sired gel time. Therefore, the invention should be limited 9. The composition of claim 8 wherein the complex only by the lawful scope of the appended claims. is a calcium-sucrose complex.
We claim: 10. The composition of claim 8 wherein the complex 1. A sealing composition comprising a sodium silicate, is acalcium-dcxtrosc complex. a polyvalent metal complex and a chemical complex 11. The composition of claim 8 wherein an oxidizing destroyed which reacts with said complex whereby the agcntisprcsent asacomplex destroyer. polyvalent ion in said complex is slowly liberated. 12. A method of plugging or sealing earth formations 2. The composition of claim 1 wherein the material and the like, comprising the step of introducing into the capable of destroying the complex is an oxidizing agent. earth formation to be sealed, a sodium silicate solution,
a polyvalent metal complex and a chemical complex destroyer which reacts with said complex whereby the polyvalent metal ion in said complex is slowly liberated to thereby cause setting of the sodium silicate solution.
13. The method of claim 12 wherein the material capable of destroying the polyvalent meal is an oxidizing agent.
14. The method of claim 12 wherein the complex is an ammine complex.
15. The method of claim 14 wherein the complex is a copper-ammine complex.

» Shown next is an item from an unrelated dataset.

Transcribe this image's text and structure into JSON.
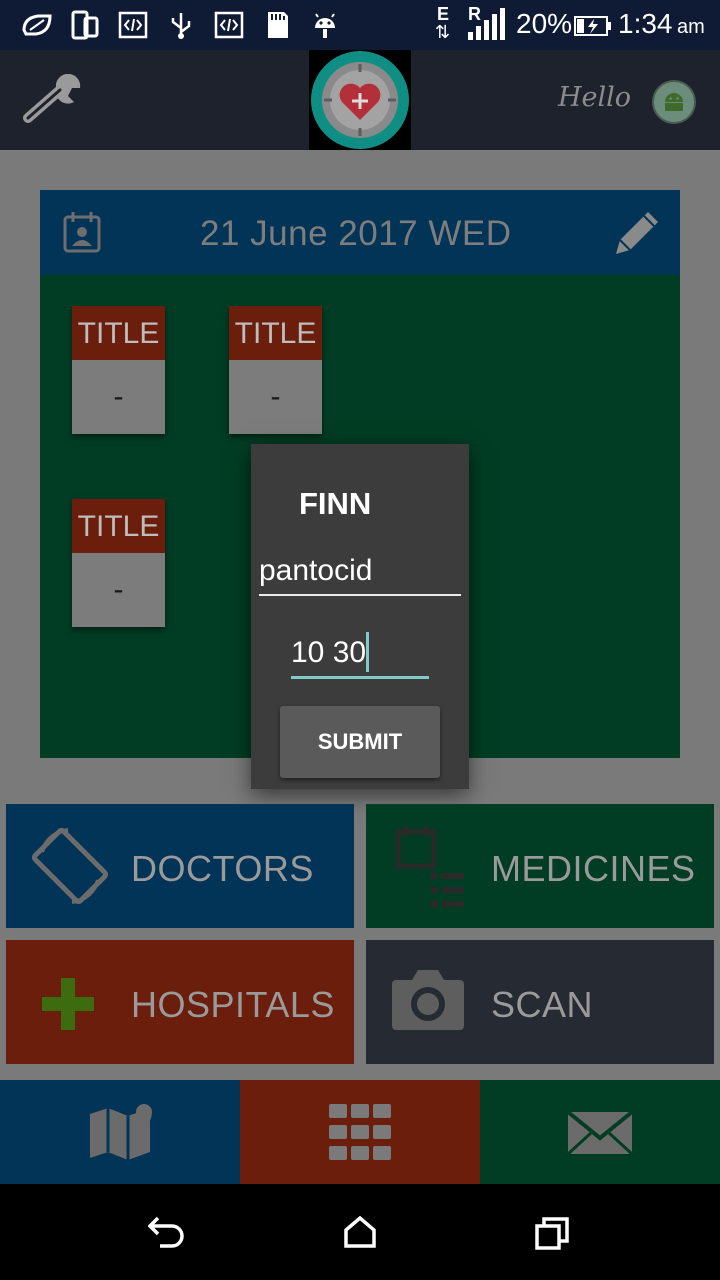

16. The method of claim 14 wherein the complex is a nickel-ammine complex.
17. The method of claim 14 wherein formaldehyde is added as a complex destroyer.
18. The method of claim 14 wherein an aldehyde is added as a complex destroyer.
19. The method of claim 12 wherein the complex is a polyvalent ion complexed with a complexing agent selected from the group consisting of sucrose, dextrose, mannitol, sodium ethylenediaminetetraacetate, nitrilotriacetic acid, formamide, urea, and ethylacetate and mixtures thereof.
20. The method of claim 19 wherein the complex is a calcium-sucrose complex.
21. The method of claim 19 wherein the complex is a calcium-dextrose complex 22. The method of claim 19 wherein an oxidizing agent is present as a complex destroyer.
References Cited UNITED STATES PATENTS 2,208,766 7/1940 Lawton 166-29 2,302,913 11/1942 Reimers 16629 X 2,827,384 3/1958 Freyhold 106-74 2,968,572 1/1961 Peeler 106-74 3,202,214 8/1965 McLaughlin l6629 X 3,294,563 12/1966 Williams 106-74 STEPHEN J. NOVOSAD, Primary Examiner.
UNITED STATES PATENT OFFICE CERTIFICATE OF CORRECTION Patent No. 3,435,899 April 1, 1969 Homer C. McLaughlin et a1.
It is certified that error appears in the above identified patent and that said Letters Patent are hereby corrected as shown below:
Column 2, line 46, cancel "(Cr(NH NO )C1 and insert the same at the end of line 45, same column 2. Column 3, line 25, "ammine" should read amine Columns 5 and 6, TABLE IV, third column, line 1 thereof, "7" should read 7 1/2 Columns 7 and 8, TABLE V, sub-heading to the fifth column, "Flock-Balling" should read Flockballing Column 7, line 73, "destroyed" should read destroyer Column 9, line 6, "meal" should read metal Signed and sealed this 14th day of April 1970.
Edward M. Fletcher, Jr. WILLIAM E. SCHUYLER, JR.
Attesting Officer Commissioner of Patents